**Task description:**
For the material below, state how many lines have the word "JSON" in them, with no other words.

=== Exercise material ===

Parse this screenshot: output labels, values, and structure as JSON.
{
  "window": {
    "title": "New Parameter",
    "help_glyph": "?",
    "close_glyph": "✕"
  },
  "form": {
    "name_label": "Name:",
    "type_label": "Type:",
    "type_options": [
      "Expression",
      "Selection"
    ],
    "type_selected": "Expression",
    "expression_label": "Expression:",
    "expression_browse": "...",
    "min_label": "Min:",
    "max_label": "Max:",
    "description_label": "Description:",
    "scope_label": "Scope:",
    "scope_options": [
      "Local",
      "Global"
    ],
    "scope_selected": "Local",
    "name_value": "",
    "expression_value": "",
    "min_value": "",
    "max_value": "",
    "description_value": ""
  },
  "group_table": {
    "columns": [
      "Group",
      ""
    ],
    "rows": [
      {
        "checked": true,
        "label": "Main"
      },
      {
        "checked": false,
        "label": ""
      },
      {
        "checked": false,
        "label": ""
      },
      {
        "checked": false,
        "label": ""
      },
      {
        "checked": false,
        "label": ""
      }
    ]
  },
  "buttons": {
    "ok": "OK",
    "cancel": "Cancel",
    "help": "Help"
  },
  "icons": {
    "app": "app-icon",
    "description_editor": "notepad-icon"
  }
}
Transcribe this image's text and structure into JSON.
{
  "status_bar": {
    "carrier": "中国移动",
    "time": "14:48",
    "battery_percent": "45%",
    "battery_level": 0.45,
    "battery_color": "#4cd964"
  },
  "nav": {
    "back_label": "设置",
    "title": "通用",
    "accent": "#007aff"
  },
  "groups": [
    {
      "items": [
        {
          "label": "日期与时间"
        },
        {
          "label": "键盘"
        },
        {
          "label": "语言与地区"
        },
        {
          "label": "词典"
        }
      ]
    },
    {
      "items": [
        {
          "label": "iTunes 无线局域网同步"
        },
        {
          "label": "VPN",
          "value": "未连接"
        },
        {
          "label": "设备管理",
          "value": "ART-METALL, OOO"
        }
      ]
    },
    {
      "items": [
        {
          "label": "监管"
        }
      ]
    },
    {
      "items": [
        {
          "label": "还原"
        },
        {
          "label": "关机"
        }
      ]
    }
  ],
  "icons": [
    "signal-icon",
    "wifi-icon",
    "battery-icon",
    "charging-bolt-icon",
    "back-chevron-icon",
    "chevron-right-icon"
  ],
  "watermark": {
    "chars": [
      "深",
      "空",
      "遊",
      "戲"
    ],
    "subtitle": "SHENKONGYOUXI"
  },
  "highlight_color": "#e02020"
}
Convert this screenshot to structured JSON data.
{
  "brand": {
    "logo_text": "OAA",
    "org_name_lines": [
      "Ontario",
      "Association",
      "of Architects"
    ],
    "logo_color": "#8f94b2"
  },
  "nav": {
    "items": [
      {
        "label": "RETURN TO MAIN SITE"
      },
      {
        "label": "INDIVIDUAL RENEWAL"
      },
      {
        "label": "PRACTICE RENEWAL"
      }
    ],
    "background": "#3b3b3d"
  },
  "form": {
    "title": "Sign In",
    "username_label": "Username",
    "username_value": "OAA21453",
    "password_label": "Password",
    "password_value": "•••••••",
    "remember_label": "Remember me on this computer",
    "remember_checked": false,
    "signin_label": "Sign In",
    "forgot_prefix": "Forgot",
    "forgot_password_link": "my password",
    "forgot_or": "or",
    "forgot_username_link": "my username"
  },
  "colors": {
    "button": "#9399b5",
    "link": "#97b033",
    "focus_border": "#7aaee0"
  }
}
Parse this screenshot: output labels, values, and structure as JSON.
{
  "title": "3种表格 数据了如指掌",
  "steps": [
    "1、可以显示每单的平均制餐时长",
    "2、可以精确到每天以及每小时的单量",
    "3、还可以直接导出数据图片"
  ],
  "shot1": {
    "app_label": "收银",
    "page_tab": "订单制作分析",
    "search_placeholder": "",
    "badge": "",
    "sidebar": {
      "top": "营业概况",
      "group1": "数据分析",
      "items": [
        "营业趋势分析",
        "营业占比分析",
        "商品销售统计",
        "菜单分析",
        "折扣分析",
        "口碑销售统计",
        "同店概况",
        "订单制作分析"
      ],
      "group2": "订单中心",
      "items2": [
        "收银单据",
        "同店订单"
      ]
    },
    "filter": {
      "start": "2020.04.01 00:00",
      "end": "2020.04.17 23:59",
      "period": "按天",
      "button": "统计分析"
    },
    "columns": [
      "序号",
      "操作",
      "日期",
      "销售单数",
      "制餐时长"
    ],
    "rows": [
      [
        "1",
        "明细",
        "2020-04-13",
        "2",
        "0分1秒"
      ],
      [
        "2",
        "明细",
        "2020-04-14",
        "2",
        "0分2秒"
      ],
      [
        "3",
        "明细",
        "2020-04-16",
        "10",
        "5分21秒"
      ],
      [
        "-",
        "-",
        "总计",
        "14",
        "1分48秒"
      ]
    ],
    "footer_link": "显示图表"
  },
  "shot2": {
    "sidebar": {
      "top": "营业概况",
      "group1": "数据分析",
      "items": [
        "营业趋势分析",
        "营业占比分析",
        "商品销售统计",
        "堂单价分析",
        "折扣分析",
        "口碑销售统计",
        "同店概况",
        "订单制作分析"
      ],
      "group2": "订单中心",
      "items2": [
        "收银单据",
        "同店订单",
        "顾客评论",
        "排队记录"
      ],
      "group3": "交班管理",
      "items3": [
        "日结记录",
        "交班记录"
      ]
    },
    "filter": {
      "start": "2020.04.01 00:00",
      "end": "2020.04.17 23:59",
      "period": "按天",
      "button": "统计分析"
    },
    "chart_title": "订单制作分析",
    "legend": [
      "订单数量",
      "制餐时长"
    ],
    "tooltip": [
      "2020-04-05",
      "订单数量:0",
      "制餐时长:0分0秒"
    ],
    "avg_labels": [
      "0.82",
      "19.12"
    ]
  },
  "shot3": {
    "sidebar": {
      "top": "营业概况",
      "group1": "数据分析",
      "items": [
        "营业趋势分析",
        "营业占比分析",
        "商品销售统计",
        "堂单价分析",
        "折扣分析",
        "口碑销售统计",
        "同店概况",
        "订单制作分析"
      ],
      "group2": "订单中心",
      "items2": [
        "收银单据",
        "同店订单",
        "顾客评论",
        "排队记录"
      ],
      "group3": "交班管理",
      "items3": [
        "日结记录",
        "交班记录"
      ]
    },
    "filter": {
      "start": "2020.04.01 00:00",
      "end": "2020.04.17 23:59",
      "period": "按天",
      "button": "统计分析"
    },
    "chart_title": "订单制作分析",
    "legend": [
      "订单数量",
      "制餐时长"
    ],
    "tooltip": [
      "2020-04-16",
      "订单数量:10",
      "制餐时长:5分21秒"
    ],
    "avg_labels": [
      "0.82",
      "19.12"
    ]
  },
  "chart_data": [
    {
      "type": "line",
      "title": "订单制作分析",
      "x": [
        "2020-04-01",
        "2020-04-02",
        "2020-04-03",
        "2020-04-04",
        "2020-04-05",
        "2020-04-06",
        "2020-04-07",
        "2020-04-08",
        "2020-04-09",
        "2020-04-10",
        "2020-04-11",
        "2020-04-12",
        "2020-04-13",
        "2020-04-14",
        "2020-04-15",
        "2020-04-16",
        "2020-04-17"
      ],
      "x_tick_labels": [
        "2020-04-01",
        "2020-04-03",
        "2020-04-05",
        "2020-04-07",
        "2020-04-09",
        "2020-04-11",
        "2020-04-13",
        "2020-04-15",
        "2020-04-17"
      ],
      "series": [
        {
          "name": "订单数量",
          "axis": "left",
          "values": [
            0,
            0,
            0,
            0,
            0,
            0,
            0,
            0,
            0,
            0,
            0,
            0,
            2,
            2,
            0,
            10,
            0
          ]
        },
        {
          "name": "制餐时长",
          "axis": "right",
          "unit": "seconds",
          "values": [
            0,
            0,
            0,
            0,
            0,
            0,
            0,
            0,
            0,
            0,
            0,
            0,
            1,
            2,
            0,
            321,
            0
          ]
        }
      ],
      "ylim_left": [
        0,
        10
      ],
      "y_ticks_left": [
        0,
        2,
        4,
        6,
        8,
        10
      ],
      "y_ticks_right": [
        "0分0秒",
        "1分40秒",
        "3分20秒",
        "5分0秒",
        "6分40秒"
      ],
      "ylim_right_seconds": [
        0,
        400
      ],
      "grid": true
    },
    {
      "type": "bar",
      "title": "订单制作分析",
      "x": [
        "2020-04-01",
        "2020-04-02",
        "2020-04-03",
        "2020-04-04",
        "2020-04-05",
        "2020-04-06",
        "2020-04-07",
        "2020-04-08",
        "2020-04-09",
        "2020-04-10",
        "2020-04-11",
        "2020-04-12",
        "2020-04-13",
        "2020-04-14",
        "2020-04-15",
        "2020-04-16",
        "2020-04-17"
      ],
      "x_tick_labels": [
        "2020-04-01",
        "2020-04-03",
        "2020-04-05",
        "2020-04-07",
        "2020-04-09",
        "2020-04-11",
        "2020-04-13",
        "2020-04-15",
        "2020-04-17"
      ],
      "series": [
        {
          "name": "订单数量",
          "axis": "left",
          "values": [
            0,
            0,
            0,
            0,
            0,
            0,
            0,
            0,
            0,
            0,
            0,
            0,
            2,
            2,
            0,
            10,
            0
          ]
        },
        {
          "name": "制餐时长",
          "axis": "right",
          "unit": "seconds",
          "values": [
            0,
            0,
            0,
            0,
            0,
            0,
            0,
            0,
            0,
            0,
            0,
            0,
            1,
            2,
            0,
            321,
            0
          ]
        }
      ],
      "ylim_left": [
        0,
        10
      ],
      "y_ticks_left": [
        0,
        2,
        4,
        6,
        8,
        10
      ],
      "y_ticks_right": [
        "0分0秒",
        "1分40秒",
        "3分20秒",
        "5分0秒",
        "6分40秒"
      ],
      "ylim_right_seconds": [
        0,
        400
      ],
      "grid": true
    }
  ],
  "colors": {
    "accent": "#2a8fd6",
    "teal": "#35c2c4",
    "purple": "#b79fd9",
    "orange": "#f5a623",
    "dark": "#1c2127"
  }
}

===

**Problem solution:**
4